What this task involves:
All entries must be returned precisely as they appear.

Supplied data:
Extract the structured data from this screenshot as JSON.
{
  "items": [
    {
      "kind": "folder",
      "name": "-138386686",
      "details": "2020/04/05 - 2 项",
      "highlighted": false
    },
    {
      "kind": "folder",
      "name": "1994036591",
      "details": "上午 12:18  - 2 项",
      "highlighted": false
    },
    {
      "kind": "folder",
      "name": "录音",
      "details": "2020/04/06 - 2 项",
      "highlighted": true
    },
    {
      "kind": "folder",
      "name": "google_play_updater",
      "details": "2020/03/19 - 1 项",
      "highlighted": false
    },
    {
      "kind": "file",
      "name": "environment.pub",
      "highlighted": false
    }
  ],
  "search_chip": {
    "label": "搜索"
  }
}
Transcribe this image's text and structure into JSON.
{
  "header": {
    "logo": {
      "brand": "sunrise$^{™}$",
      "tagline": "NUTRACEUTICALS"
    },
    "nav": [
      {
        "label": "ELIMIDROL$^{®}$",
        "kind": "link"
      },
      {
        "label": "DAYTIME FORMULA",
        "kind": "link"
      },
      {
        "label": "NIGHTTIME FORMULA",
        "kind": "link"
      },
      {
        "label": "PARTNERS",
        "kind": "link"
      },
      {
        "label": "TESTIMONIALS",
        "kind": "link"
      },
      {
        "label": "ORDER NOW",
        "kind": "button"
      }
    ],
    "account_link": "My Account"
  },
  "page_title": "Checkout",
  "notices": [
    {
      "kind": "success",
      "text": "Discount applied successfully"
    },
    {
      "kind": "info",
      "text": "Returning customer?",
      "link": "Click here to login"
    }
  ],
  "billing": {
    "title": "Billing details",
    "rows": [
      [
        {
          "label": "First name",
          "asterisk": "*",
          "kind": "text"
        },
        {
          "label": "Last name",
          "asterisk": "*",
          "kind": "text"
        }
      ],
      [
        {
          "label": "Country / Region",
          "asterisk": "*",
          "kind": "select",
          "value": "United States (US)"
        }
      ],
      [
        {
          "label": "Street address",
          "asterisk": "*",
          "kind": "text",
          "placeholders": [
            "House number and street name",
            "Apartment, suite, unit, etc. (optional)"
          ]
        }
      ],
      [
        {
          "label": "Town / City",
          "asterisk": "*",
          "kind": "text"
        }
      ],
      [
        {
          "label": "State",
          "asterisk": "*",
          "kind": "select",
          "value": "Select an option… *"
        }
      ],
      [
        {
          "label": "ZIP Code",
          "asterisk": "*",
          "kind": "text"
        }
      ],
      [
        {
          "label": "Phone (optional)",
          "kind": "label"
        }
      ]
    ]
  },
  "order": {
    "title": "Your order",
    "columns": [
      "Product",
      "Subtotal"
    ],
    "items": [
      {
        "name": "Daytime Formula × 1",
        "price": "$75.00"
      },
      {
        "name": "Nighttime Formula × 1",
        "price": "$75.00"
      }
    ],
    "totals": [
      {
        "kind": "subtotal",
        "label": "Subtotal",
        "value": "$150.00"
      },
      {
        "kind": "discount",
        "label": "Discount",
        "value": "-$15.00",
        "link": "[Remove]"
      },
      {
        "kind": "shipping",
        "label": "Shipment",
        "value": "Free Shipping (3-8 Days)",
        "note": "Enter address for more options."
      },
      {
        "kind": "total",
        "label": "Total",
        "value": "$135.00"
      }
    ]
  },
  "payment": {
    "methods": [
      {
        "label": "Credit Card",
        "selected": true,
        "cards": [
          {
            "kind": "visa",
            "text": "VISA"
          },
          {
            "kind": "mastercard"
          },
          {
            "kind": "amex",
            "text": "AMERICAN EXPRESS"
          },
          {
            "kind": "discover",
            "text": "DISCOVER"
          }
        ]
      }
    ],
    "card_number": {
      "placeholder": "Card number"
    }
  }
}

Exercise solution:
Extract the structured data from this screenshot as JSON.
{
  "items": [
    {
      "kind": "folder",
      "name": "-138386686",
      "details": "2020/04/05 - 2 项",
      "highlighted": false
    },
    {
      "kind": "folder",
      "name": "1994036591",
      "details": "上午 12:18  - 2 项",
      "highlighted": false
    },
    {
      "kind": "folder",
      "name": "录音",
      "details": "2020/04/06 - 2 项",
      "highlighted": true
    },
    {
      "kind": "folder",
      "name": "google_play_updater",
      "details": "2020/03/19 - 1 项",
      "highlighted": false
    },
    {
      "kind": "file",
      "name": "environment.pub",
      "highlighted": false
    }
  ],
  "search_chip": {
    "label": "搜索"
  }
}
Transcribe this image's text and structure into JSON.
{
  "header": {
    "logo": {
      "brand": "sunrise$^{™}$",
      "tagline": "NUTRACEUTICALS"
    },
    "nav": [
      {
        "label": "ELIMIDROL$^{®}$",
        "kind": "link"
      },
      {
        "label": "DAYTIME FORMULA",
        "kind": "link"
      },
      {
        "label": "NIGHTTIME FORMULA",
        "kind": "link"
      },
      {
        "label": "PARTNERS",
        "kind": "link"
      },
      {
        "label": "TESTIMONIALS",
        "kind": "link"
      },
      {
        "label": "ORDER NOW",
        "kind": "button"
      }
    ],
    "account_link": "My Account"
  },
  "page_title": "Checkout",
  "notices": [
    {
      "kind": "success",
      "text": "Discount applied successfully"
    },
    {
      "kind": "info",
      "text": "Returning customer?",
      "link": "Click here to login"
    }
  ],
  "billing": {
    "title": "Billing details",
    "rows": [
      [
        {
          "label": "First name",
          "asterisk": "*",
          "kind": "text"
        },
        {
          "label": "Last name",
          "asterisk": "*",
          "kind": "text"
        }
      ],
      [
        {
          "label": "Country / Region",
          "asterisk": "*",
          "kind": "select",
          "value": "United States (US)"
        }
      ],
      [
        {
          "label": "Street address",
          "asterisk": "*",
          "kind": "text",
          "placeholders": [
            "House number and street name",
            "Apartment, suite, unit, etc. (optional)"
          ]
        }
      ],
      [
        {
          "label": "Town / City",
          "asterisk": "*",
          "kind": "text"
        }
      ],
      [
        {
          "label": "State",
          "asterisk": "*",
          "kind": "select",
          "value": "Select an option… *"
        }
      ],
      [
        {
          "label": "ZIP Code",
          "asterisk": "*",
          "kind": "text"
        }
      ],
      [
        {
          "label": "Phone (optional)",
          "kind": "label"
        }
      ]
    ]
  },
  "order": {
    "title": "Your order",
    "columns": [
      "Product",
      "Subtotal"
    ],
    "items": [
      {
        "name": "Daytime Formula × 1",
        "price": "$75.00"
      },
      {
        "name": "Nighttime Formula × 1",
        "price": "$75.00"
      }
    ],
    "totals": [
      {
        "kind": "subtotal",
        "label": "Subtotal",
        "value": "$150.00"
      },
      {
        "kind": "discount",
        "label": "Discount",
        "value": "-$15.00",
        "link": "[Remove]"
      },
      {
        "kind": "shipping",
        "label": "Shipment",
        "value": "Free Shipping (3-8 Days)",
        "note": "Enter address for more options."
      },
      {
        "kind": "total",
        "label": "Total",
        "value": "$135.00"
      }
    ]
  },
  "payment": {
    "methods": [
      {
        "label": "Credit Card",
        "selected": true,
        "cards": [
          {
            "kind": "visa",
            "text": "VISA"
          },
          {
            "kind": "mastercard"
          },
          {
            "kind": "amex",
            "text": "AMERICAN EXPRESS"
          },
          {
            "kind": "discover",
            "text": "DISCOVER"
          }
        ]
      }
    ],
    "card_number": {
      "placeholder": "Card number"
    }
  }
}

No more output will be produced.